Women's History Month: Bertha Lamme, Nation's First Female Electrical Engineer

Posted: March 22, 2021

When Bertha Lamme became the first female engineering graduate from The Ohio State University in 1893, The Lantern student newspaper reported “spontaneous applause broke over the crowd.”

Not only had she become the first woman to receive an engineering degree from Ohio State, but she was also now the first woman to receive an engineering degree (other than civil engineering) from any university in the United States. 

The first Electrical Engineering (EE) course at Ohio State arrived after 1884 and was taught by Benjamin F. Thomas, a professor of physics. By 1889 this led to the first Mechanical Engineering in EE degree, which was administered by the new Department of Physics and Electrical Engineering. Ohio State Legislature appropriated $10,000 for a new EE building at the northeast corner of Seventeenth and Neil Avenues, which was completed the same year.

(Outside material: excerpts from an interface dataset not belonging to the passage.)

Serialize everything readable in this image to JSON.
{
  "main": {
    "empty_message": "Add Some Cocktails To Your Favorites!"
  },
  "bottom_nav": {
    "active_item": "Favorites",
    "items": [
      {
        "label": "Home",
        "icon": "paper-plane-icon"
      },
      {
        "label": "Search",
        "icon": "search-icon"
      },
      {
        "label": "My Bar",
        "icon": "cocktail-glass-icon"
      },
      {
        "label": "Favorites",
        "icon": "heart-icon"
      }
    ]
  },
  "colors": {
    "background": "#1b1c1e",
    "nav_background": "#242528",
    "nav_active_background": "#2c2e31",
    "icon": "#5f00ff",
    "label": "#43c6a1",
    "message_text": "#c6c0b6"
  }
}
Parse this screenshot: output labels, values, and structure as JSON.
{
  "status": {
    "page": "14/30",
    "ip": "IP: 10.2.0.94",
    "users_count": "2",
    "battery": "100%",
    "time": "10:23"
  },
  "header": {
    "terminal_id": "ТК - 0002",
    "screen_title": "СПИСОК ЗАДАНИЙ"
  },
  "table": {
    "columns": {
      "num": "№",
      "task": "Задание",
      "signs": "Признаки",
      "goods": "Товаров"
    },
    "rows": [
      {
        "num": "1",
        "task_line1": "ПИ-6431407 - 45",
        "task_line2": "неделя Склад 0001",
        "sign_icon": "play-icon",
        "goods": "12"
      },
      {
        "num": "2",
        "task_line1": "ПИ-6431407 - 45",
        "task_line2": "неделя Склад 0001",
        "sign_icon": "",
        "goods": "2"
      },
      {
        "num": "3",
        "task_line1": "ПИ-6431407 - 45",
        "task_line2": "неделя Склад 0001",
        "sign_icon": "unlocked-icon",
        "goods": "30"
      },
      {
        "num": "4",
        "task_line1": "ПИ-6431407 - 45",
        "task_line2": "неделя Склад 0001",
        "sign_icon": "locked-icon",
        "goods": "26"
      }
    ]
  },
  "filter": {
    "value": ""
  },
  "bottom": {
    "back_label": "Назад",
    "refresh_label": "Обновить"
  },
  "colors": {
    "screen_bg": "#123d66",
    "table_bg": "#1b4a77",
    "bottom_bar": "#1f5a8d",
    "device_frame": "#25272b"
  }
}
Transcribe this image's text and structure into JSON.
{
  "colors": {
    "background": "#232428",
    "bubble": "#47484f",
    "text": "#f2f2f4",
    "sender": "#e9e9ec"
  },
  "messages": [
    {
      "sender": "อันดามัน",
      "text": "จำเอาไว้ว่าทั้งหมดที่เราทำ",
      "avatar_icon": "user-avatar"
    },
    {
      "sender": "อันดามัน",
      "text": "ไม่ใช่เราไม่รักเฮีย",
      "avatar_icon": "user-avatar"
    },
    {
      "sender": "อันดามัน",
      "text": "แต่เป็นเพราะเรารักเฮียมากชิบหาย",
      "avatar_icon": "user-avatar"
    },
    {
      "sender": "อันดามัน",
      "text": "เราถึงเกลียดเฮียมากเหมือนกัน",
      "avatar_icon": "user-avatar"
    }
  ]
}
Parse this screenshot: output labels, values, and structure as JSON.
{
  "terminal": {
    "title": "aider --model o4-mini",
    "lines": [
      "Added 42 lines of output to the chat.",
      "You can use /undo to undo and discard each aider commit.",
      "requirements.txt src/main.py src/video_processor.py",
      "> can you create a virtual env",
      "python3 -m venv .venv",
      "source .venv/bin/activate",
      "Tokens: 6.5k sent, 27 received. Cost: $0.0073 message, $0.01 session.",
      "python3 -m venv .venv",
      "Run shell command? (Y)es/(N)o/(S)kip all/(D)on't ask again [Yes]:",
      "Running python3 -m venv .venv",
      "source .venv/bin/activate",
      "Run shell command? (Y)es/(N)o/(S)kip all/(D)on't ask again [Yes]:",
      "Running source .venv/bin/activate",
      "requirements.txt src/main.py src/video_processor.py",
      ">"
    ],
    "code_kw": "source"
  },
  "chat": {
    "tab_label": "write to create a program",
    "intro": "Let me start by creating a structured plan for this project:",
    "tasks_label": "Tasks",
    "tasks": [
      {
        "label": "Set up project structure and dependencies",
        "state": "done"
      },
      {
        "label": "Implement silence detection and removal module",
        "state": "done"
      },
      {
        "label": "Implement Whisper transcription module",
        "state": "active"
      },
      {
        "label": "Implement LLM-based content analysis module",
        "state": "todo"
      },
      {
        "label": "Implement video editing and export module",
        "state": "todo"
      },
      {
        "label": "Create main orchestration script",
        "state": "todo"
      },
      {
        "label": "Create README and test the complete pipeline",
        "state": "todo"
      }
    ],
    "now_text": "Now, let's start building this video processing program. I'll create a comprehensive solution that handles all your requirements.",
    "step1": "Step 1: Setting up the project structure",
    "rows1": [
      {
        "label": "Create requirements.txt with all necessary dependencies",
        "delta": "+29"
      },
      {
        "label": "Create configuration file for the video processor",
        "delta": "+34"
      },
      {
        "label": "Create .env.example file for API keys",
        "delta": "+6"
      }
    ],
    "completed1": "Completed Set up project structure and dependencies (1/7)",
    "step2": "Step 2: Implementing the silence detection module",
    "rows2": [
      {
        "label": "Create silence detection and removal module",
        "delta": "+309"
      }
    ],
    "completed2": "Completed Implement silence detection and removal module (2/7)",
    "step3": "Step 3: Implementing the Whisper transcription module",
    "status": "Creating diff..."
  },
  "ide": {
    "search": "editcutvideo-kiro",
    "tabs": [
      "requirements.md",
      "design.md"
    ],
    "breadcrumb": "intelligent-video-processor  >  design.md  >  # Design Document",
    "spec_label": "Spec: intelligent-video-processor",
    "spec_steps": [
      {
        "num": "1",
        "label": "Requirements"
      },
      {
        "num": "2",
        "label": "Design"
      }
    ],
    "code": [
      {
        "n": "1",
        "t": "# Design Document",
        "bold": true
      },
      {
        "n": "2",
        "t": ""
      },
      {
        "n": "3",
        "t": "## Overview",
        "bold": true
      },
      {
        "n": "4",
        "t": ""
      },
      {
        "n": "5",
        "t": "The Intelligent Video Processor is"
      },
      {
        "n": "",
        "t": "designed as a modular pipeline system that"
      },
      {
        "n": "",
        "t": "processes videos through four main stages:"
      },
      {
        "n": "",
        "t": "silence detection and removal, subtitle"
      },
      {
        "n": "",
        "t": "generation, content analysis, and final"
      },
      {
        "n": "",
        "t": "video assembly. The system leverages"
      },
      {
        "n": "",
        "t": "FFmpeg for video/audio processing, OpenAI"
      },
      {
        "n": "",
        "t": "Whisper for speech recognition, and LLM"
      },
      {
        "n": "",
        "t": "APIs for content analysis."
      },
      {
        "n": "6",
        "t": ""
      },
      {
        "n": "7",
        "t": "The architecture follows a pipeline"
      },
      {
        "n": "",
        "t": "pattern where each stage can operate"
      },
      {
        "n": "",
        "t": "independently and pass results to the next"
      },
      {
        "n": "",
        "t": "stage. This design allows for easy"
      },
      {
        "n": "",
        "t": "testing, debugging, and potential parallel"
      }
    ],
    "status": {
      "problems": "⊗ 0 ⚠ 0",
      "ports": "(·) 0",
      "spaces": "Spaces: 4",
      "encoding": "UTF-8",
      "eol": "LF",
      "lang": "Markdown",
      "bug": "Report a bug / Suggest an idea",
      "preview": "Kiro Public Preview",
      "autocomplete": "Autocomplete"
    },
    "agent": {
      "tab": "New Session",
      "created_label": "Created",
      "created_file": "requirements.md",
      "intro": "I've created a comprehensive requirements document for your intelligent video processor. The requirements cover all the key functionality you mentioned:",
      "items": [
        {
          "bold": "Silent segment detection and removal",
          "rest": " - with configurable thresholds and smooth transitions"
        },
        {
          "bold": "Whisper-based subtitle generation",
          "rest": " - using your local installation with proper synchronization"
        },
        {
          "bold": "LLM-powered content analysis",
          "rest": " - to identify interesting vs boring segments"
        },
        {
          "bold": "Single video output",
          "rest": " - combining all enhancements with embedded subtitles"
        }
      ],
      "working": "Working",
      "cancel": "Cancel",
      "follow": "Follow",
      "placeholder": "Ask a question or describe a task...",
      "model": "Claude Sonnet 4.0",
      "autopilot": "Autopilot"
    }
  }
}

Lamme was among the first waves of Ohio State EE graduates who began earning their degrees by 1891. EE became an official department on its own in 1893 and by 1911 became its own degree, separate from ME. 

According to an article by the Society of Women Engineers (SWE), the engineering field was considered an industry reserved for men at the time. Lamme's path to graduation was inspired by her older brother Benjamin, who earned an engineering degree and went on to join Westinghouse. She saw his efforts and felt she could go the same path. Lamme went on to become a popular and notable student.

Her thesis on the Westinghouse generator attracted the attention of Al Schmid, a chief engineer at the Westinghouse Company, who recruited her to work on transportation projects.

Lamme’s achievements went on to inspire many other women to consider the STEM field. 

Troy Eller English, SWE archivist, said some scholars maintained that if women entered higher education, they’d lose their “purity” and femininity.

 “[They said women’s] reproductive and mental health would be irreparably harmed,” English said. “And their maternal instincts.”

As a land grant university, Ohio State was considered more progressive and less likely to exclude women from entering traditional STEM fields. 

Ultimately, some traditions still took precedent at the time. Women were expected to leave the workforce after marriage. After the wedding to Russel Feicht, another Buckeye engineer at Westinghouse, Lamme retired. 

Her only daughter, Florence, became a physicist for the U.S. Bureau of Mines Health Division and was published in several professional publications. 

Bertha Lamme Feicht died in November 1943 in Pittsburgh. She was 74.